> [WHAT TO WORK ON] Once you have read the records, output them exactly.

==== MATERIAL PROVIDED ====

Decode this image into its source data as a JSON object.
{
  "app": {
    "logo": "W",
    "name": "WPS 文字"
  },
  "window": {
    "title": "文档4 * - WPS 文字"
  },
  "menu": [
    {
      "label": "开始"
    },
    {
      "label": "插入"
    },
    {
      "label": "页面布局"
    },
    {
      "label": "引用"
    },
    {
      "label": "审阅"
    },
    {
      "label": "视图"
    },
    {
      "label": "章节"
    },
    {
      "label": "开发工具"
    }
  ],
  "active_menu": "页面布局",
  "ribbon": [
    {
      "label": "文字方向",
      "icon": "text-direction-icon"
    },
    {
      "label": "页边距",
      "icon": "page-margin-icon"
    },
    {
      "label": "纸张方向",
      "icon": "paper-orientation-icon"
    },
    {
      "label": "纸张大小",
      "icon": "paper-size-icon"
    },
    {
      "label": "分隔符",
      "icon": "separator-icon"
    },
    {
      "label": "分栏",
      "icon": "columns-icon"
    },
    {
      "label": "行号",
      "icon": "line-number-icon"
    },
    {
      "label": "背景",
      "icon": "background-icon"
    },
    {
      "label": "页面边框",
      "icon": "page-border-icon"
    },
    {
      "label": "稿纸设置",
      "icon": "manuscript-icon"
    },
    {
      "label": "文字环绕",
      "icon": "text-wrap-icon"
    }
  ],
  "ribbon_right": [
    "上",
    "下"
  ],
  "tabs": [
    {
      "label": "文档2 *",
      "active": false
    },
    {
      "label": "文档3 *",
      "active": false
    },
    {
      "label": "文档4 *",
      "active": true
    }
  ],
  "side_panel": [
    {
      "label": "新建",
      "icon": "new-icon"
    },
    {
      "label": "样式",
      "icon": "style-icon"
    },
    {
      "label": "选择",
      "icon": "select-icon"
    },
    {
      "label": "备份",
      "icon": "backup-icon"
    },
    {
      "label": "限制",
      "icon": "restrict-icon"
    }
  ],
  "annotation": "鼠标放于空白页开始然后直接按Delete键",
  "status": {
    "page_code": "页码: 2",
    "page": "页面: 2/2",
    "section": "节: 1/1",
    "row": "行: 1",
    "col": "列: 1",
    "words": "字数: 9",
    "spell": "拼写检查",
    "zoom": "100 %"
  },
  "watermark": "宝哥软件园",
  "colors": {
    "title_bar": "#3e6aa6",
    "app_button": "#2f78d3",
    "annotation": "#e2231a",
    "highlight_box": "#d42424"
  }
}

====

> [RESPONSE TO THE TASK]
Decode this image into its source data as a JSON object.
{
  "app": {
    "logo": "W",
    "name": "WPS 文字"
  },
  "window": {
    "title": "文档4 * - WPS 文字"
  },
  "menu": [
    {
      "label": "开始"
    },
    {
      "label": "插入"
    },
    {
      "label": "页面布局"
    },
    {
      "label": "引用"
    },
    {
      "label": "审阅"
    },
    {
      "label": "视图"
    },
    {
      "label": "章节"
    },
    {
      "label": "开发工具"
    }
  ],
  "active_menu": "页面布局",
  "ribbon": [
    {
      "label": "文字方向",
      "icon": "text-direction-icon"
    },
    {
      "label": "页边距",
      "icon": "page-margin-icon"
    },
    {
      "label": "纸张方向",
      "icon": "paper-orientation-icon"
    },
    {
      "label": "纸张大小",
      "icon": "paper-size-icon"
    },
    {
      "label": "分隔符",
      "icon": "separator-icon"
    },
    {
      "label": "分栏",
      "icon": "columns-icon"
    },
    {
      "label": "行号",
      "icon": "line-number-icon"
    },
    {
      "label": "背景",
      "icon": "background-icon"
    },
    {
      "label": "页面边框",
      "icon": "page-border-icon"
    },
    {
      "label": "稿纸设置",
      "icon": "manuscript-icon"
    },
    {
      "label": "文字环绕",
      "icon": "text-wrap-icon"
    }
  ],
  "ribbon_right": [
    "上",
    "下"
  ],
  "tabs": [
    {
      "label": "文档2 *",
      "active": false
    },
    {
      "label": "文档3 *",
      "active": false
    },
    {
      "label": "文档4 *",
      "active": true
    }
  ],
  "side_panel": [
    {
      "label": "新建",
      "icon": "new-icon"
    },
    {
      "label": "样式",
      "icon": "style-icon"
    },
    {
      "label": "选择",
      "icon": "select-icon"
    },
    {
      "label": "备份",
      "icon": "backup-icon"
    },
    {
      "label": "限制",
      "icon": "restrict-icon"
    }
  ],
  "annotation": "鼠标放于空白页开始然后直接按Delete键",
  "status": {
    "page_code": "页码: 2",
    "page": "页面: 2/2",
    "section": "节: 1/1",
    "row": "行: 1",
    "col": "列: 1",
    "words": "字数: 9",
    "spell": "拼写检查",
    "zoom": "100 %"
  },
  "watermark": "宝哥软件园",
  "colors": {
    "title_bar": "#3e6aa6",
    "app_button": "#2f78d3",
    "annotation": "#e2231a",
    "highlight_box": "#d42424"
  }
}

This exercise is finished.